THE PROTECTORS ran for two seasons and 52 episodes on ATV. It also aired in the U.S. in syndication beginning in 1974. It's barely remembered today, at least here in America, and would probably surprise unsuspecting audiences giving it a whirl on DVD. The rapidly paced adventures were frequently helmed by successful action/suspense/horror movie directors like John Hough (DIRTY MARY CRAZY LARRY), Roy Ward Baker (QUATERMASS AND THE PIT) and Don Chaffey (ONE MILLION YEARS B.C.). Star Vaughn even helmed an episode or two, likely a bone tossed his way to keep him from bitching about scripts.
Here's the short but snappy opening titles to THE PROTECTORS. Some things to notice:
- That yellow car crashing was an accident that occurred when a stunt went wrong. No one was injured, and the director (Hough, I think) decided to use the take.
- I don't believe that bridge explosion ever appeared in an episode. It wasn't that unusual for producers to insert gratuitous action into a title sequence to perk up audiences' eyeballs.
- I think Vaughn's dog appeared only in the pilot.
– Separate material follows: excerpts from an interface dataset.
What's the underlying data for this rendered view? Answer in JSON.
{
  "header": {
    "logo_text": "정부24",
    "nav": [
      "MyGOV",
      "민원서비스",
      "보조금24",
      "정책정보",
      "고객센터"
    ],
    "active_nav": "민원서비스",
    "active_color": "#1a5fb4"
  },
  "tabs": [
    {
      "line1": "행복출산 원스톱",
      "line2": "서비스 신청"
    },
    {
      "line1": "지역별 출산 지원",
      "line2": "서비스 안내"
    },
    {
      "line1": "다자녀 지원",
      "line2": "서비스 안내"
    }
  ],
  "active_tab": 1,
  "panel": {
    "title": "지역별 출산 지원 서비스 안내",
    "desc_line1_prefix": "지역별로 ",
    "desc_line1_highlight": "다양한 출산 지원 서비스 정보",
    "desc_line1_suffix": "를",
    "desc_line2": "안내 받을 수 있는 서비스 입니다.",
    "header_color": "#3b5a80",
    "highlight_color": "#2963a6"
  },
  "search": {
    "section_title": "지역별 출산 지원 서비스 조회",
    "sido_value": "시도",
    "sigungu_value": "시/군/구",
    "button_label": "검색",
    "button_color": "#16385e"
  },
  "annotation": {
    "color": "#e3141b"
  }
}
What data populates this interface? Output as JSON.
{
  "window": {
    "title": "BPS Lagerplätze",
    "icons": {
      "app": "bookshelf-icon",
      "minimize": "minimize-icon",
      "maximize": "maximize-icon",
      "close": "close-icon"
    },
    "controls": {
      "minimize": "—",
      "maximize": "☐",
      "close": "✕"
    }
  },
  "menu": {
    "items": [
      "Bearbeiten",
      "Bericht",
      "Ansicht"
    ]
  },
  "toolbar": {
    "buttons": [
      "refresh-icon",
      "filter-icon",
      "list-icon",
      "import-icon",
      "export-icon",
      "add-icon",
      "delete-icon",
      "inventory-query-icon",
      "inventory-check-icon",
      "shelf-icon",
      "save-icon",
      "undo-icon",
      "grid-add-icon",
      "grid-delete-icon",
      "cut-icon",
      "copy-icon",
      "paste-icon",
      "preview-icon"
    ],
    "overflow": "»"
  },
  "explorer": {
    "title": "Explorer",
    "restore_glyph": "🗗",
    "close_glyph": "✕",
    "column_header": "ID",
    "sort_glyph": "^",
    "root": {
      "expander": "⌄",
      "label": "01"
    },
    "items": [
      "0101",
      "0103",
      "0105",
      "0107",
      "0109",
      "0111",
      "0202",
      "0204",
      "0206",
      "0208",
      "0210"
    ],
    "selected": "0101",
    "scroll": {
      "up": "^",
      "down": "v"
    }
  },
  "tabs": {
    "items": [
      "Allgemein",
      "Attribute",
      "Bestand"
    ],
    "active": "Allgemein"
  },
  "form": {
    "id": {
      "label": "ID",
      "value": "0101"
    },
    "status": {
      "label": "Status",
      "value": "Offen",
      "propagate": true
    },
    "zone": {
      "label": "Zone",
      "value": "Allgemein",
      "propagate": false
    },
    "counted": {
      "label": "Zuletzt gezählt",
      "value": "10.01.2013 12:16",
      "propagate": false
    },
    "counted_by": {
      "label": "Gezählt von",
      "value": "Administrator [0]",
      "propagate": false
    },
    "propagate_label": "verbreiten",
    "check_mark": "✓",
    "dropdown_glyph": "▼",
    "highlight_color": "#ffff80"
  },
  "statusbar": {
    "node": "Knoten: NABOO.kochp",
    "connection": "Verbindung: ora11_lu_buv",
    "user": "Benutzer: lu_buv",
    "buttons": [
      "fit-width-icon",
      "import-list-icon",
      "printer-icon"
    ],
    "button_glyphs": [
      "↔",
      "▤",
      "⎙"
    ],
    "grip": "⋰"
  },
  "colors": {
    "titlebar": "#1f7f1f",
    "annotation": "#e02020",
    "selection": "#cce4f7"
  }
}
With less than a half-hour to present each adventure, there was little time for lounging around the house, and with many episodes being shot on location all over Europe, the characters' home lives were rarely touched upon.
- Tony Anholt gets no respect, does he?
The brassy theme is by, I believe, John Cameron.